He was silent therewith, and nought spake Birdalone, but looked down on the ground, and longing encompassed her soul.  Then the priest spake again:  This were a fair adventure, lady, for a hapless one, but for the happy it were a fool's errand.  She answered not, and they parted for that time.

But the next week, there being yet no tidings come to hand, Birdalone prayed the castellan to take her out-a-gates again, that she might once more behold the mountains, and the gates thereof; and he yeasaid her asking, and went with her, well accompanied, as before; but this time, by Birdalone's will, they rode straight to the plain aforesaid, and again she looked into that dale of the Greywethers from the knoll.  Somewhat belated they were, so that they might not get back to the castle before dusk, wherefore again they lay out in the wildwood, but there lacked somewhat of the triumph and joyance which they had had that other day.  They came back to the castle on the morrow somewhat after noon, and found no news there; nor, to say sooth, did Birdalone look for any; and her heart was heavy.

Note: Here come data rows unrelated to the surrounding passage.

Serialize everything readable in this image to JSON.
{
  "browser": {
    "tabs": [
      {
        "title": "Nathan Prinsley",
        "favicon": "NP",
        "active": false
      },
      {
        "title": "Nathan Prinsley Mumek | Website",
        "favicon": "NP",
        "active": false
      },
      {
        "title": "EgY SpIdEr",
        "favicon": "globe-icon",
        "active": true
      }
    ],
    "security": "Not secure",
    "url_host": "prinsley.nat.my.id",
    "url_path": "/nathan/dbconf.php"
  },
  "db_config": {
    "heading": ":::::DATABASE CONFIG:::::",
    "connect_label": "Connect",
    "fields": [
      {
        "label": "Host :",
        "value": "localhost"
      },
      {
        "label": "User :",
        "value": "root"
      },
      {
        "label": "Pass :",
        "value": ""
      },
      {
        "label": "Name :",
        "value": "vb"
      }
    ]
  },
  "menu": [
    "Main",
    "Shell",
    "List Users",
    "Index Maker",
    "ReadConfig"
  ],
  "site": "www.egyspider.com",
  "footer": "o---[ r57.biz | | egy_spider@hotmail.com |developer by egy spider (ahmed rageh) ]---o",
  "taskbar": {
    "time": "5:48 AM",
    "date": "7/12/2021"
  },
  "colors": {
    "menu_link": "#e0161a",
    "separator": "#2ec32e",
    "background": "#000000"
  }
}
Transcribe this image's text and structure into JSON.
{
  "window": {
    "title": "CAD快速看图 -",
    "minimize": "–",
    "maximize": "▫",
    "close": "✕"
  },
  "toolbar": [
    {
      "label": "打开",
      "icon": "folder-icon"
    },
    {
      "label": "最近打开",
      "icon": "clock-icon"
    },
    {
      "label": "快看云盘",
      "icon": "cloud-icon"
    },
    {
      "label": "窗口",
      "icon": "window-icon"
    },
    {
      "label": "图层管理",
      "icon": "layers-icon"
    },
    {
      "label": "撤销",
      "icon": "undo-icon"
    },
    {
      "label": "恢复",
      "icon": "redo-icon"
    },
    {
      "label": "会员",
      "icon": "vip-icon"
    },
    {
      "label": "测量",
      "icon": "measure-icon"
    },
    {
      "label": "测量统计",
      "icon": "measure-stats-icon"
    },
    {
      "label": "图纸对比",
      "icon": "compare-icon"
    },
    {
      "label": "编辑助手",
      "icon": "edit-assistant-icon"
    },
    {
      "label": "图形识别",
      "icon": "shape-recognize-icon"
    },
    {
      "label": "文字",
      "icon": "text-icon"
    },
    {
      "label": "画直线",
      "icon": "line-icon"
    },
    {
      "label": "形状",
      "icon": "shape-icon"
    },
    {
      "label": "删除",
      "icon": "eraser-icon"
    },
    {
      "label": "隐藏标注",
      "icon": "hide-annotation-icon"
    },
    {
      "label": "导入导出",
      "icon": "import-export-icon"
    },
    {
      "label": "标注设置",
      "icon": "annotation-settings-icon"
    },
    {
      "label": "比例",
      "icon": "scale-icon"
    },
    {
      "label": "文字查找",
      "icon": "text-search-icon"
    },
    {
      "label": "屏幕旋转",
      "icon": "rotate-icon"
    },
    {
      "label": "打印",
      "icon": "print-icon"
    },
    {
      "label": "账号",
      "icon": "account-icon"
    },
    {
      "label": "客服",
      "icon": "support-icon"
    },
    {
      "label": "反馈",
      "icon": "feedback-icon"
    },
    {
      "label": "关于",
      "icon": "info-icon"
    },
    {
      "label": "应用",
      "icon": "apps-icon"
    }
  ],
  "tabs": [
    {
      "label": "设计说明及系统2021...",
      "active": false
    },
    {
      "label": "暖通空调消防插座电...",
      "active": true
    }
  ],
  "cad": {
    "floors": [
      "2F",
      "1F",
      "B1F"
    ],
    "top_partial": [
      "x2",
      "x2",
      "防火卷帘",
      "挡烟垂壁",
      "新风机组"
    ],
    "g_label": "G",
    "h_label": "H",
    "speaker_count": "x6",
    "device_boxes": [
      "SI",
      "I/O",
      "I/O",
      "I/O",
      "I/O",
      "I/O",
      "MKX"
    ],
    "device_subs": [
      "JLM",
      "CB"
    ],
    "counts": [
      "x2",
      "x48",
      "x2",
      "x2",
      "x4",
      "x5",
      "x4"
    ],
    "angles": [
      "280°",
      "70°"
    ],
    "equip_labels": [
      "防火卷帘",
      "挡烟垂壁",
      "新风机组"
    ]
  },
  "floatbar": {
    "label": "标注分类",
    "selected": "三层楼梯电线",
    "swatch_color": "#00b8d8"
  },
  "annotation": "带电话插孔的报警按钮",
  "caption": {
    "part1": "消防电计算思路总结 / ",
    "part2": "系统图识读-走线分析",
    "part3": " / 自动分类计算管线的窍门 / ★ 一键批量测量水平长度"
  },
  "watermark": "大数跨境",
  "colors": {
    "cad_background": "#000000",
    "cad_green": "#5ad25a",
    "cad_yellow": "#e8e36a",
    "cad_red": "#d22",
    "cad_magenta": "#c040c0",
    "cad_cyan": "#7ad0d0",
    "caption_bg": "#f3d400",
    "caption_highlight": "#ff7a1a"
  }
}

Next: Chapter VII. Birdalone Beguileth the Priest to Help Her to Outgoing